This scattering of islands boast the sort of stunning landscapes that would be at home in a James Bond film, whether because of vast basins of foliage, or the Mount Pico volcano, Portugal’s tallest mountain.
Given those epic, jaw-dropping vistas, it’s a wonder film crews aren’t working around the clock, filming thrillers or sci-fi epics.
There’s something otherworldly about parts of the Azores; they’re alien without being alienating, such as the volcanic vineyards: miles of cobbled
Ienclosures, nurturing vines that draw minerals from the igneous rock spewed out centuries earlier.
Some of the resulting wine, such as Frei Gigante, is among the best I’ve sampled, especially with fish.

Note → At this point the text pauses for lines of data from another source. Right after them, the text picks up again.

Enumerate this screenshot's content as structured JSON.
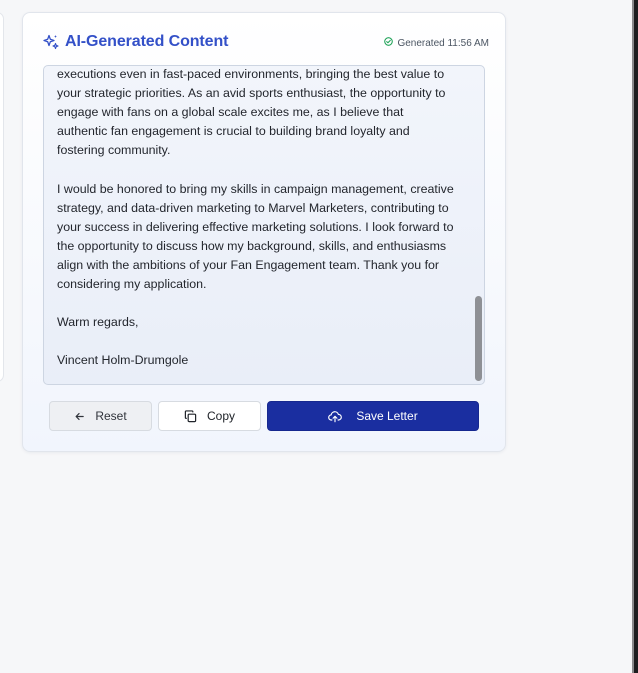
{
  "card": {
    "title": "AI-Generated Content",
    "generated_text": "Generated 11:56 AM"
  },
  "letter": {
    "paragraphs": [
      "executions even in fast-paced environments, bringing the best value to your strategic priorities. As an avid sports enthusiast, the opportunity to engage with fans on a global scale excites me, as I believe that authentic fan engagement is crucial to building brand loyalty and fostering community.",
      "I would be honored to bring my skills in campaign management, creative strategy, and data-driven marketing to Marvel Marketers, contributing to your success in delivering effective marketing solutions. I look forward to the opportunity to discuss how my background, skills, and enthusiasms align with the ambitions of your Fan Engagement team. Thank you for considering my application.",
      "Warm regards,",
      "Vincent Holm-Drumgole"
    ]
  },
  "actions": {
    "reset_label": "Reset",
    "copy_label": "Copy",
    "save_label": "Save Letter"
  },
  "icons": {
    "title_icon": "sparkles-icon",
    "status_icon": "check-circle-icon",
    "reset_icon": "arrow-left-icon",
    "copy_icon": "copy-icon",
    "save_icon": "cloud-upload-icon"
  },
  "colors": {
    "accent": "#3350c8",
    "primary_button": "#1a2ea0",
    "success": "#22a35a"
  }
}
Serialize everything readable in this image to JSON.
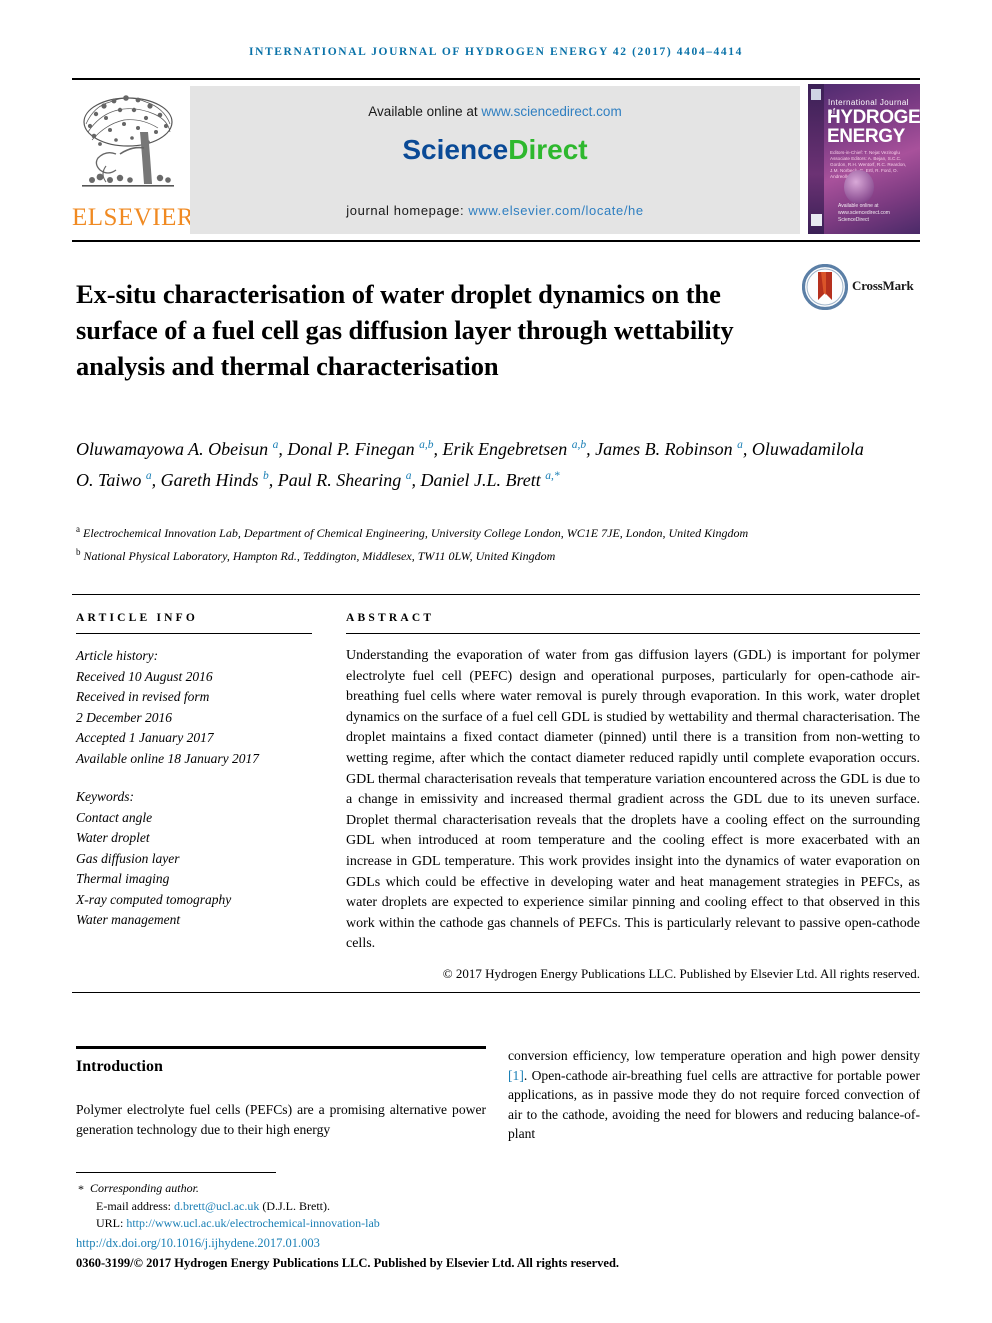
{
  "running_head": "International Journal of Hydrogen Energy 42 (2017) 4404–4414",
  "masthead": {
    "publisher_name": "ELSEVIER",
    "tree_logo_name": "elsevier-tree-logo",
    "available_prefix": "Available online at ",
    "available_link": "www.sciencedirect.com",
    "sciencedirect_part1": "Science",
    "sciencedirect_part2": "Direct",
    "homepage_prefix": "journal homepage: ",
    "homepage_link": "www.elsevier.com/locate/he",
    "cover": {
      "line_small": "International Journal of",
      "line_big_1": "HYDROGEN",
      "line_big_2": "ENERGY",
      "editors": "Editors-in-Chief: T. Nejat Veziroglu  Associate Editors: A. Bejan, S.C.C. Gordon, R.H. Wentorf, R.C. Reardon, J.M. Norbeck, G. Ertl, R. Ford, O. Andreolle",
      "sciencedirect_footer": "Available online at www.sciencedirect.com  ScienceDirect"
    }
  },
  "article": {
    "title": "Ex-situ characterisation of water droplet dynamics on the surface of a fuel cell gas diffusion layer through wettability analysis and thermal characterisation",
    "crossmark_label": "CrossMark",
    "authors_html": "Oluwamayowa A. Obeisun <sup>a</sup>, Donal P. Finegan <sup>a,b</sup>, Erik Engebretsen <sup>a,b</sup>, James B. Robinson <sup>a</sup>, Oluwadamilola O. Taiwo <sup>a</sup>, Gareth Hinds <sup>b</sup>, Paul R. Shearing <sup>a</sup>, Daniel J.L. Brett <sup>a,*</sup>",
    "affiliations": [
      {
        "marker": "a",
        "text": "Electrochemical Innovation Lab, Department of Chemical Engineering, University College London, WC1E 7JE, London, United Kingdom"
      },
      {
        "marker": "b",
        "text": "National Physical Laboratory, Hampton Rd., Teddington, Middlesex, TW11 0LW, United Kingdom"
      }
    ]
  },
  "article_info": {
    "heading": "Article info",
    "history_label": "Article history:",
    "history": [
      "Received 10 August 2016",
      "Received in revised form",
      "2 December 2016",
      "Accepted 1 January 2017",
      "Available online 18 January 2017"
    ],
    "keywords_label": "Keywords:",
    "keywords": [
      "Contact angle",
      "Water droplet",
      "Gas diffusion layer",
      "Thermal imaging",
      "X-ray computed tomography",
      "Water management"
    ]
  },
  "abstract": {
    "heading": "Abstract",
    "text": "Understanding the evaporation of water from gas diffusion layers (GDL) is important for polymer electrolyte fuel cell (PEFC) design and operational purposes, particularly for open-cathode air-breathing fuel cells where water removal is purely through evaporation. In this work, water droplet dynamics on the surface of a fuel cell GDL is studied by wettability and thermal characterisation. The droplet maintains a fixed contact diameter (pinned) until there is a transition from non-wetting to wetting regime, after which the contact diameter reduced rapidly until complete evaporation occurs. GDL thermal characterisation reveals that temperature variation encountered across the GDL is due to a change in emissivity and increased thermal gradient across the GDL due to its uneven surface. Droplet thermal characterisation reveals that the droplets have a cooling effect on the surrounding GDL when introduced at room temperature and the cooling effect is more exacerbated with an increase in GDL temperature. This work provides insight into the dynamics of water evaporation on GDLs which could be effective in developing water and heat management strategies in PEFCs, as water droplets are expected to experience similar pinning and cooling effect to that observed in this work within the cathode gas channels of PEFCs. This is particularly relevant to passive open-cathode cells.",
    "copyright": "© 2017 Hydrogen Energy Publications LLC. Published by Elsevier Ltd. All rights reserved."
  },
  "body": {
    "section_heading": "Introduction",
    "left_column": "Polymer electrolyte fuel cells (PEFCs) are a promising alternative power generation technology due to their high energy",
    "right_column_pre": "conversion efficiency, low temperature operation and high power density ",
    "right_column_ref": "[1]",
    "right_column_post": ". Open-cathode air-breathing fuel cells are attractive for portable power applications, as in passive mode they do not require forced convection of air to the cathode, avoiding the need for blowers and reducing balance-of-plant"
  },
  "footer": {
    "corresponding_marker": "*",
    "corresponding_author": "Corresponding author.",
    "email_label": "E-mail address: ",
    "email": "d.brett@ucl.ac.uk",
    "email_suffix": " (D.J.L. Brett).",
    "url_label": "URL: ",
    "url": "http://www.ucl.ac.uk/electrochemical-innovation-lab",
    "doi": "http://dx.doi.org/10.1016/j.ijhydene.2017.01.003",
    "issn_line": "0360-3199/© 2017 Hydrogen Energy Publications LLC. Published by Elsevier Ltd. All rights reserved."
  },
  "colors": {
    "journal_blue": "#0a72a8",
    "link_blue": "#1a7fb5",
    "elsevier_orange": "#f08a22",
    "sciencedirect_blue": "#0a4a96",
    "sciencedirect_green": "#2eb82e",
    "cover_purple": "#7b3b84"
  }
}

Azorean cheeses, such as São Jorge and Isla, are also fabulous, and I enjoy two of the best steaks of my life. One I cook on a hot stone at the wondrous São Pedro Restaurant, in Ponta Delgada, and the other at the beautifully designed Terra Nostra Garden Hotel, in Furnas.
The latter is another of those destinations that, once seen, is never forgotten. A 45-minute drive from Ponta Delgada, it features smoking geysers and ‘fumaroles’ – volcanic fissures in the earth. Little wonder all that free energy is exploited by local hotels.
It’s a great gimmick bathing in a naturally heated, mineral-rich pool, such as the one at the TNG Hotel (a personal favourite), or having your dinner cooked in a natural underground barbecue.
It creates happy memories, especially if you watch from the start of the process, until a few hours later when the cooked food is unearthed and brought to your plate.
And there’s no shortage of activities to enjoy on São Miguel alone, whether cycling round the lake at Furnas (a mostly flat seven-mile jaunt); emulating those I’m A Celebrity… moments under the thermal waterfall at the sublime Caldeira Velha (for a mere two euros); or canoeing at Sete Cidades, a watery expanse so glorious, it makes parts of the Lake District look mundane by comparison.
As well as absorbing many of the overland wonders, it’s also an exhilarating experience going underground to explore the lava tunnels at Gruta das Torres on Pico, a network of caves created when the molten landscape was cooling.
When the Azores were blasted into existence from underwater eruptions millennia ago, they also helped form little worlds full of sparkling memories that linger long after you’ve put your passport away.
The Azores deserve a lot more attention, especially as you get a lot for your euro. If you like something more offbeat, they offer a welcome break from the normal holiday, with the sort of life, experiences and landscapes that can recharge even the most exhausted battery.
A view of the coast on São Miguel; (inset) playful dolphins and whales are a common sight